» **TASK TO CARRY OUT**: Your answer is one number, how many lines in the entries include "ffffff".

» **EXCERPTED DATA**:

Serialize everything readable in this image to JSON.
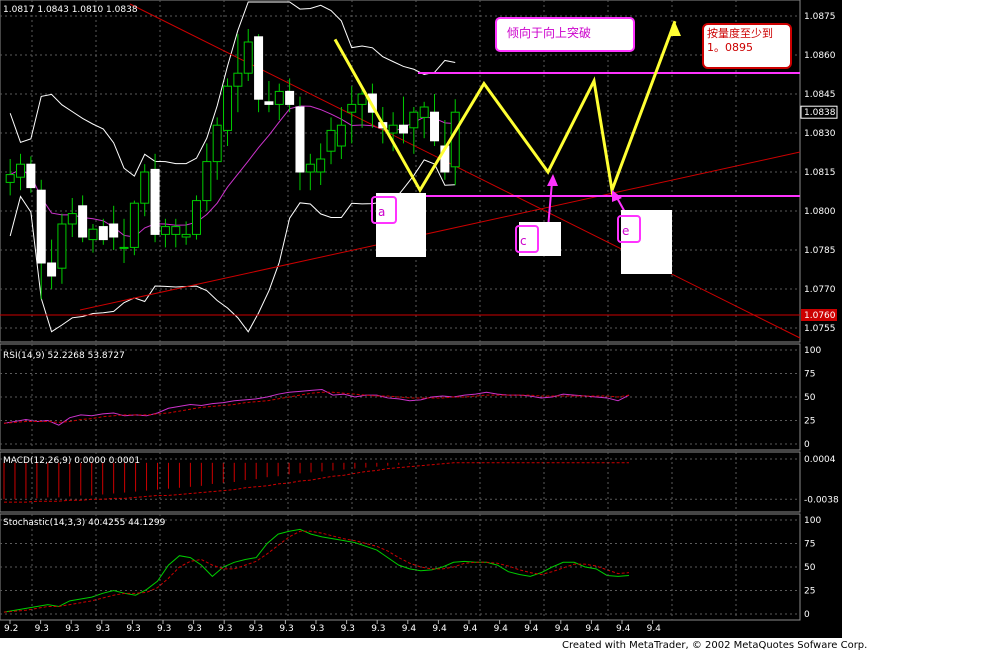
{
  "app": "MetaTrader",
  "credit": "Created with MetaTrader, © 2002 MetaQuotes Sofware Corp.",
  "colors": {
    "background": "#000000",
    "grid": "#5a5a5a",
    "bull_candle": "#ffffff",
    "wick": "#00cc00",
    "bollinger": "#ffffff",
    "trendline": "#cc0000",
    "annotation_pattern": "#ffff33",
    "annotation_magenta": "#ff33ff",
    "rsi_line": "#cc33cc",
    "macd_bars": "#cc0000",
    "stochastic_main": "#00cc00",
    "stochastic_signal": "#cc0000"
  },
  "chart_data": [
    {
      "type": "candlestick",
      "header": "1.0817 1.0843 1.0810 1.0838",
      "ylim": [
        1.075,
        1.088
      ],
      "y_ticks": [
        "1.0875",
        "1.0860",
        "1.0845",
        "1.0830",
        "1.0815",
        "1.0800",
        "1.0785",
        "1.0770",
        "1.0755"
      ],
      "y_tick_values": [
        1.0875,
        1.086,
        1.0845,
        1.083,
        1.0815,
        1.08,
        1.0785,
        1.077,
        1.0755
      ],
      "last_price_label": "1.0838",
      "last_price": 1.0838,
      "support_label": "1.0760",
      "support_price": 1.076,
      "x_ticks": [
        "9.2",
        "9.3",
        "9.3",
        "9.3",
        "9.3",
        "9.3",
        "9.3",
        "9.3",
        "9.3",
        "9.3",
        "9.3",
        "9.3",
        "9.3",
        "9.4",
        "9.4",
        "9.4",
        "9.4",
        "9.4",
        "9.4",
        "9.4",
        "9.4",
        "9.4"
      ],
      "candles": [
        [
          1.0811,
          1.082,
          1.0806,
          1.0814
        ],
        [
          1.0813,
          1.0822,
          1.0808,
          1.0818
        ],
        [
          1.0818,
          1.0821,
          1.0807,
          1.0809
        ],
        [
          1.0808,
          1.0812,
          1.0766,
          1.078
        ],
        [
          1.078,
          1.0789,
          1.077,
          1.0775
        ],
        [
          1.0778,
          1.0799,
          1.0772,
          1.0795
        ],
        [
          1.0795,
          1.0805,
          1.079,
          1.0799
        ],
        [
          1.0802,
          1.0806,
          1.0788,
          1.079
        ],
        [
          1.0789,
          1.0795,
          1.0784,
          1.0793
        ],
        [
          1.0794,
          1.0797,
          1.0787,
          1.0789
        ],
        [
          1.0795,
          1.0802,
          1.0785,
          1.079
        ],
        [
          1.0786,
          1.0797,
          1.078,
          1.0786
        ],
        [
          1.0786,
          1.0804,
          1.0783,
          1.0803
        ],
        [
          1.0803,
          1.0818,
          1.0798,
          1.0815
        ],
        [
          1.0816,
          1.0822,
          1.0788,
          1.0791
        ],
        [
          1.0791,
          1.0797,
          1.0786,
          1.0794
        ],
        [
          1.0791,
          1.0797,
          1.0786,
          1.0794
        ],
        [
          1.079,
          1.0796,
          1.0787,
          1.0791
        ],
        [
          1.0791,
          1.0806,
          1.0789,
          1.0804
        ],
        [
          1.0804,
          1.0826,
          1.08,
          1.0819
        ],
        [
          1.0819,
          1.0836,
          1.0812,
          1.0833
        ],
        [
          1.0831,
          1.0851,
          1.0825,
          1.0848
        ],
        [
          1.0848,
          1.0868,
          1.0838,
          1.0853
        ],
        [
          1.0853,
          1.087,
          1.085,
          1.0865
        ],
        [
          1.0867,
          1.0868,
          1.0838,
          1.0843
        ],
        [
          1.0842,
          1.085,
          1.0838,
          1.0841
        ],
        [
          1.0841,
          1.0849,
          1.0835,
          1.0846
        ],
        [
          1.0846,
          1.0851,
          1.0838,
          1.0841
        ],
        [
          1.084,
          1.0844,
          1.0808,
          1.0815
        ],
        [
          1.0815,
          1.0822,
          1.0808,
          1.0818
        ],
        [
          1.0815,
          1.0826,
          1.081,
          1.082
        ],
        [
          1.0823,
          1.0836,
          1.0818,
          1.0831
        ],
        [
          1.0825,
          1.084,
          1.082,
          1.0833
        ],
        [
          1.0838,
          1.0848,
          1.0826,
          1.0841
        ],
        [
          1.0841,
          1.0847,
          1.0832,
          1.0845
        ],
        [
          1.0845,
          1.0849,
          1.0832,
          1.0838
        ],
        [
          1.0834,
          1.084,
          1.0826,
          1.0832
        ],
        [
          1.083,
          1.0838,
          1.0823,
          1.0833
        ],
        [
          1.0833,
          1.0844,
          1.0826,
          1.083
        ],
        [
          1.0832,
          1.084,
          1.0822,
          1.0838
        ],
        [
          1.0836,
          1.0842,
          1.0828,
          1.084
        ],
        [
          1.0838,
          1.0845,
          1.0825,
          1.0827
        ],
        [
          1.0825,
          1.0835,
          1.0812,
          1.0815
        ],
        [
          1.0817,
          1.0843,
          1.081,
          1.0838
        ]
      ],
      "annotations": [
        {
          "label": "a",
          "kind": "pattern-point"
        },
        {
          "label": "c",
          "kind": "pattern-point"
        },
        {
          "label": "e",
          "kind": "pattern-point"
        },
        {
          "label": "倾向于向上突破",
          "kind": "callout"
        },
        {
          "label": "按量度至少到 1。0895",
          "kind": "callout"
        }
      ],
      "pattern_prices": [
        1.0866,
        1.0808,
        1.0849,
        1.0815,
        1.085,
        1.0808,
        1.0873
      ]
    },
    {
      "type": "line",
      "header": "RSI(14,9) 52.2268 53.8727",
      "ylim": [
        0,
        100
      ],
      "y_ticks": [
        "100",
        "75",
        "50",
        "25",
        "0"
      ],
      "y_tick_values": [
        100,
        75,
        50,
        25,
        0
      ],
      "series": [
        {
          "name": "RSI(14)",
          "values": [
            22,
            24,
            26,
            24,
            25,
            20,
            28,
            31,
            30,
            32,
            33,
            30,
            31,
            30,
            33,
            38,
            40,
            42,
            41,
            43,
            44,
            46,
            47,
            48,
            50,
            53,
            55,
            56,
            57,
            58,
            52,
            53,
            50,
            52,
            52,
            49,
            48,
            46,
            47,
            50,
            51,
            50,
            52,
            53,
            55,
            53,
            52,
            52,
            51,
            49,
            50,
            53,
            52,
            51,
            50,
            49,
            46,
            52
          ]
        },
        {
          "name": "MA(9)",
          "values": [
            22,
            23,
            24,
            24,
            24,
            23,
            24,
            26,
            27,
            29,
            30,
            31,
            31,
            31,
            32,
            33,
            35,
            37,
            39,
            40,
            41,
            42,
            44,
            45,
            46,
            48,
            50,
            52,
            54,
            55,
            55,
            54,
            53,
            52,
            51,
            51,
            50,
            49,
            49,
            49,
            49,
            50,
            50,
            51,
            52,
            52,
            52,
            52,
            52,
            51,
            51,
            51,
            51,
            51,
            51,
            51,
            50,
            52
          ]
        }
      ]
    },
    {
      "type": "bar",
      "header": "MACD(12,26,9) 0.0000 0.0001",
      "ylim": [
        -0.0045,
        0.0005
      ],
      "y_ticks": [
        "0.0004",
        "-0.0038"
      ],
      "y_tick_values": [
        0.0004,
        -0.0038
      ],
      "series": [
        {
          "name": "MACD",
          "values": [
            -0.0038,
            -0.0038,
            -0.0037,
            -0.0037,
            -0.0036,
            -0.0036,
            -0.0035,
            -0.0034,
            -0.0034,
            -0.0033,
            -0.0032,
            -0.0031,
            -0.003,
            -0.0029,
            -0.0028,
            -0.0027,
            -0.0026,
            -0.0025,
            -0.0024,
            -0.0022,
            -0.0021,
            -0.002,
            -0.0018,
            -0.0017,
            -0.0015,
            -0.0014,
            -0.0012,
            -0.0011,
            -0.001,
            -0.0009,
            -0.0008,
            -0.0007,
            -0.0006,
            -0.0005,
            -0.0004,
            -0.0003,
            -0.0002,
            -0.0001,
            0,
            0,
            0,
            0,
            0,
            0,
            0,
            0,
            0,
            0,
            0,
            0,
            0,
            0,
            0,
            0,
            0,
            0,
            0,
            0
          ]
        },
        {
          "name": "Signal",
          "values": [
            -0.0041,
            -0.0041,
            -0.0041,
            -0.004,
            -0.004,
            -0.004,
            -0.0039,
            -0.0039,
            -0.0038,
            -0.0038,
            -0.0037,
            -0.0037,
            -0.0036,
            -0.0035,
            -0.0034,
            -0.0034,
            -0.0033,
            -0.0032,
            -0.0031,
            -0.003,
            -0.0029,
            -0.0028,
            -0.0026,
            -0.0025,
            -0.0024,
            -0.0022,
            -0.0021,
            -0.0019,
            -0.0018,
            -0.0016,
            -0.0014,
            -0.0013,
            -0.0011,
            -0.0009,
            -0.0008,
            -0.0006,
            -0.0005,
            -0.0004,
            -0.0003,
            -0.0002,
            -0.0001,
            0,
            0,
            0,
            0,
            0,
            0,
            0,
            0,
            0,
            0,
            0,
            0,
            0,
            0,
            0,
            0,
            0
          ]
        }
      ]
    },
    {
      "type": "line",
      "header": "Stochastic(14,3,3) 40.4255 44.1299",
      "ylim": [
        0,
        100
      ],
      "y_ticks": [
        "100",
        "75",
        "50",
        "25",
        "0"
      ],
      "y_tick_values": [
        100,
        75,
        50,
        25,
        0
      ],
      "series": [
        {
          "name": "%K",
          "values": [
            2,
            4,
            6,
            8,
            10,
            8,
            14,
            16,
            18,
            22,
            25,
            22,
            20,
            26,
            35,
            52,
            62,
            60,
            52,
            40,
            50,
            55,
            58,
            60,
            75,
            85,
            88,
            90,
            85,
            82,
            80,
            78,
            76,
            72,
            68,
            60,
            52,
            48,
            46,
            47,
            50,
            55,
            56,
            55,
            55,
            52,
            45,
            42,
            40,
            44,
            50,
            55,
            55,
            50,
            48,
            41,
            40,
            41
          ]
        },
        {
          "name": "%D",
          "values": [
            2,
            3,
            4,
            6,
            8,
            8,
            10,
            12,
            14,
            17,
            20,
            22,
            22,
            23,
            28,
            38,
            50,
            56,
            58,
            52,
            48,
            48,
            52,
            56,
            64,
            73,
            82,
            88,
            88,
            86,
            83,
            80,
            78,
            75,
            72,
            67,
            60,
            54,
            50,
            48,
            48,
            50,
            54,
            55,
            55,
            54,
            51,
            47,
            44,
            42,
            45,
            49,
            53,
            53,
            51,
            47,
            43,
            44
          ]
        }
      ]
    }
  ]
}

» **RESPONSE FOR THIS EXERCISE**: 2